The whole house humidifier can be a great addition to your home, especially if you or anyone in your family suffers from air-borne allergens. The whole house humidifier can also reduce your chances of catching colds and flu in the winter time, and works to extend the life of your home’s furnishings and hardwood floors, among other things, by keeping your home’s humidity level within the range of thirty-five to fifty percent. You can visit http://unhumid.com/ for more information.
How the Whole House Humidifier Works
The whole house humidifier works by regulating the humidity throughout your entire home. This is incorporated into your existing heating and cooling system, so it acts like a regular humidifier but on a grander scale. It automatically adds moisture to the cooling or system when your A/C or heat switches on. There are three different types of whole house humidifiers. Each of them is different in the way that they add moisture to the home. These include the:
This type of system has a fabric or a foam belt spinning on a drum which is over the top of a water reservoir. The belt acts like a wick to draw moisture from the reservoir. When the furnace blows air over the drum, the moisture starts to evaporate and is carried into the home. This is the most affordable system, but it also requires the most periodic cleaning.

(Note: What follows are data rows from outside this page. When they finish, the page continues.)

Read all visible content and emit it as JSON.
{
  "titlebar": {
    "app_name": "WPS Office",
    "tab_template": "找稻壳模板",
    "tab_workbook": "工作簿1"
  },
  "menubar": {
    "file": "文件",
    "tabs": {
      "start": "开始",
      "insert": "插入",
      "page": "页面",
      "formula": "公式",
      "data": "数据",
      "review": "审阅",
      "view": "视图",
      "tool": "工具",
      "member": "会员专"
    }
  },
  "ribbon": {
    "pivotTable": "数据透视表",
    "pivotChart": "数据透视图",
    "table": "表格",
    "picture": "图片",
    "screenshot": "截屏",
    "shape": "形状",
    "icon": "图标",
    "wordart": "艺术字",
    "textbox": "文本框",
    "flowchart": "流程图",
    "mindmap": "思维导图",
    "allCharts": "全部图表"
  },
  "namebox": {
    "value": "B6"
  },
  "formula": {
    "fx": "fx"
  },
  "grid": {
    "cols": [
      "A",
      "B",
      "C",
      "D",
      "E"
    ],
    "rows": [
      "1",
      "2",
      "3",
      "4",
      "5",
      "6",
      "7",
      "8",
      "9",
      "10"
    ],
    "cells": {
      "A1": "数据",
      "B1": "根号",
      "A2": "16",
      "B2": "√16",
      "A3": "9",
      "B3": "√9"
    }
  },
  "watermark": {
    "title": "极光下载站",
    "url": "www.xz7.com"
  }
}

If it is not cleaned properly, then the reservoir can grow mold which is then blown into the home’s air system. 2. Flow-through system. This whole house humidifier system works by dripping water through a foam or aluminum pad. The air conditioner or furnace then blows air through the pad, which picks up moisture and dispenses it throughout the home.

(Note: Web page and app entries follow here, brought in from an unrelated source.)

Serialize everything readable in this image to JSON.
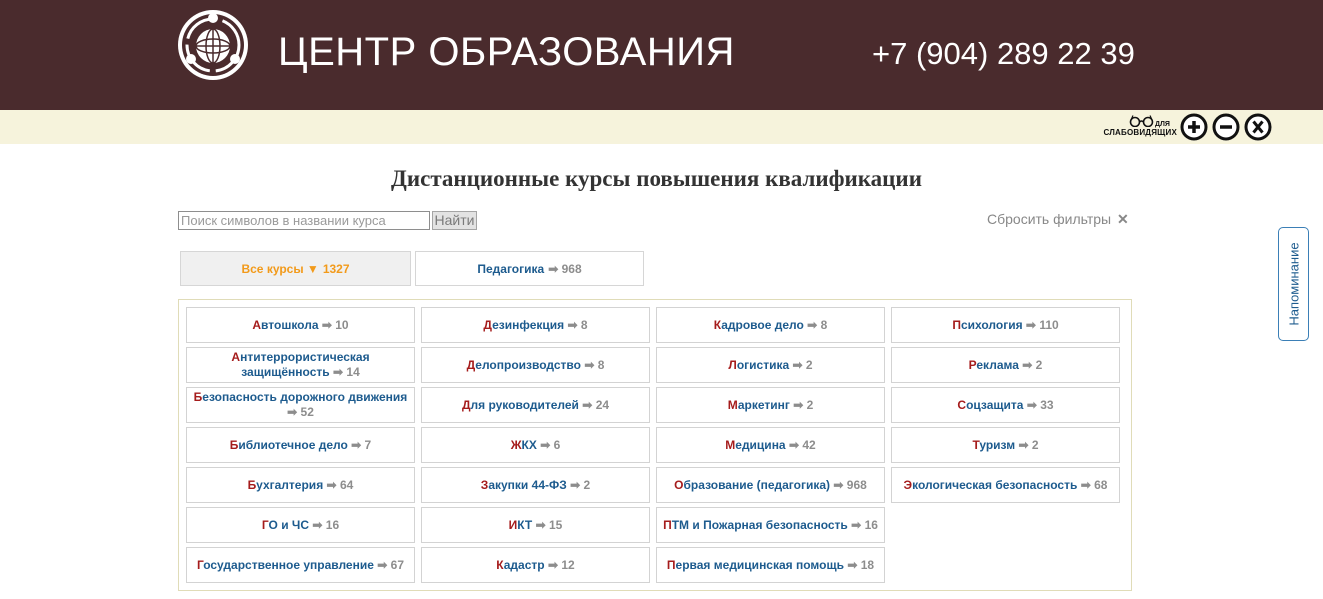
{
  "header": {
    "title": "ЦЕНТР ОБРАЗОВАНИЯ",
    "phone": "+7 (904) 289 22 39"
  },
  "accessibility": {
    "label_small": "ДЛЯ",
    "label_main": "СЛАБОВИДЯЩИХ"
  },
  "page": {
    "heading": "Дистанционные курсы повышения квалификации"
  },
  "search": {
    "placeholder": "Поиск символов в названии курса",
    "button_label": "Найти"
  },
  "reset_label": "Сбросить фильтры",
  "top_tabs": [
    {
      "label": "Все курсы ▼",
      "count": "1327"
    },
    {
      "label": "Педагогика",
      "count": "968"
    }
  ],
  "arrow": "➡",
  "categories": [
    [
      {
        "first": "А",
        "rest": "втошкола",
        "count": "10"
      },
      {
        "first": "А",
        "rest": "нтитеррористическая защищённость",
        "count": "14"
      },
      {
        "first": "Б",
        "rest": "езопасность дорожного движения",
        "count": "52"
      },
      {
        "first": "Б",
        "rest": "иблиотечное дело",
        "count": "7"
      },
      {
        "first": "Б",
        "rest": "ухгалтерия",
        "count": "64"
      },
      {
        "first": "Г",
        "rest": "О и ЧС",
        "count": "16"
      },
      {
        "first": "Г",
        "rest": "осударственное управление",
        "count": "67"
      }
    ],
    [
      {
        "first": "Д",
        "rest": "езинфекция",
        "count": "8"
      },
      {
        "first": "Д",
        "rest": "елопроизводство",
        "count": "8"
      },
      {
        "first": "Д",
        "rest": "ля руководителей",
        "count": "24"
      },
      {
        "first": "Ж",
        "rest": "КХ",
        "count": "6"
      },
      {
        "first": "З",
        "rest": "акупки 44-ФЗ",
        "count": "2"
      },
      {
        "first": "И",
        "rest": "КТ",
        "count": "15"
      },
      {
        "first": "К",
        "rest": "адастр",
        "count": "12"
      }
    ],
    [
      {
        "first": "К",
        "rest": "адровое дело",
        "count": "8"
      },
      {
        "first": "Л",
        "rest": "огистика",
        "count": "2"
      },
      {
        "first": "М",
        "rest": "аркетинг",
        "count": "2"
      },
      {
        "first": "М",
        "rest": "едицина",
        "count": "42"
      },
      {
        "first": "О",
        "rest": "бразование (педагогика)",
        "count": "968"
      },
      {
        "first": "П",
        "rest": "ТМ и Пожарная безопасность",
        "count": "16"
      },
      {
        "first": "П",
        "rest": "ервая медицинская помощь",
        "count": "18"
      }
    ],
    [
      {
        "first": "П",
        "rest": "сихология",
        "count": "110"
      },
      {
        "first": "Р",
        "rest": "еклама",
        "count": "2"
      },
      {
        "first": "С",
        "rest": "оцзащита",
        "count": "33"
      },
      {
        "first": "Т",
        "rest": "уризм",
        "count": "2"
      },
      {
        "first": "Э",
        "rest": "кологическая безопасность",
        "count": "68"
      }
    ]
  ],
  "reminder_label": "Напоминание",
  "colors": {
    "header_bg": "#4a2b2d",
    "access_bar_bg": "#f6f3dc",
    "link_blue": "#1d5b8e",
    "first_letter_red": "#a51c1c",
    "active_orange": "#f29a1a",
    "count_gray": "#8d8d8d"
  },
  "icons": {
    "logo": "globe-logo-icon",
    "glasses": "glasses-icon",
    "zoom_in": "plus-circle-icon",
    "zoom_out": "minus-circle-icon",
    "close": "x-circle-icon"
  }
}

This system must also be cleaned regularly, and the pad must be replaced from time to time. This Flow-through system does not have the potential for the mold problems that are seen in the drum system. You will need a floor drain or receptacle to capture the water that drains from the unit’s hose. 3. Spray-mist system. This system sprays a fine mist into the duct work of the home, and works while the air conditioner or furnace is in use. This system doesn’t require the same level of maintenance as either of the two previous systems. One problem that this system can encounter is that it can become clogged with mineral deposits if you have “hard” water.
Installing Your Whole House Humidifier System
After you have selected the type of whole house humidifier system that you want for your home, it is then time to begin considering installation. To begin with, be certain that the area where the humidifier will be installed is a spot of the home that will never fall below the freezing point during the winter months.
Freezing cold and humidifiers are not a pretty mix, as the cold could cause the water within the humidifier to freeze, causing pipes, joints, and seals to damage the humidifier unit. You must also select a unit that is large enough for the home to provide the proper level of humidity. Your HVAC contractor can help you determine the size and type of whole house humidifier that is best for you, based on your home’s square footage and other factors. For more information visit http://unhumid.com/best-whole-house-humidifier-available/.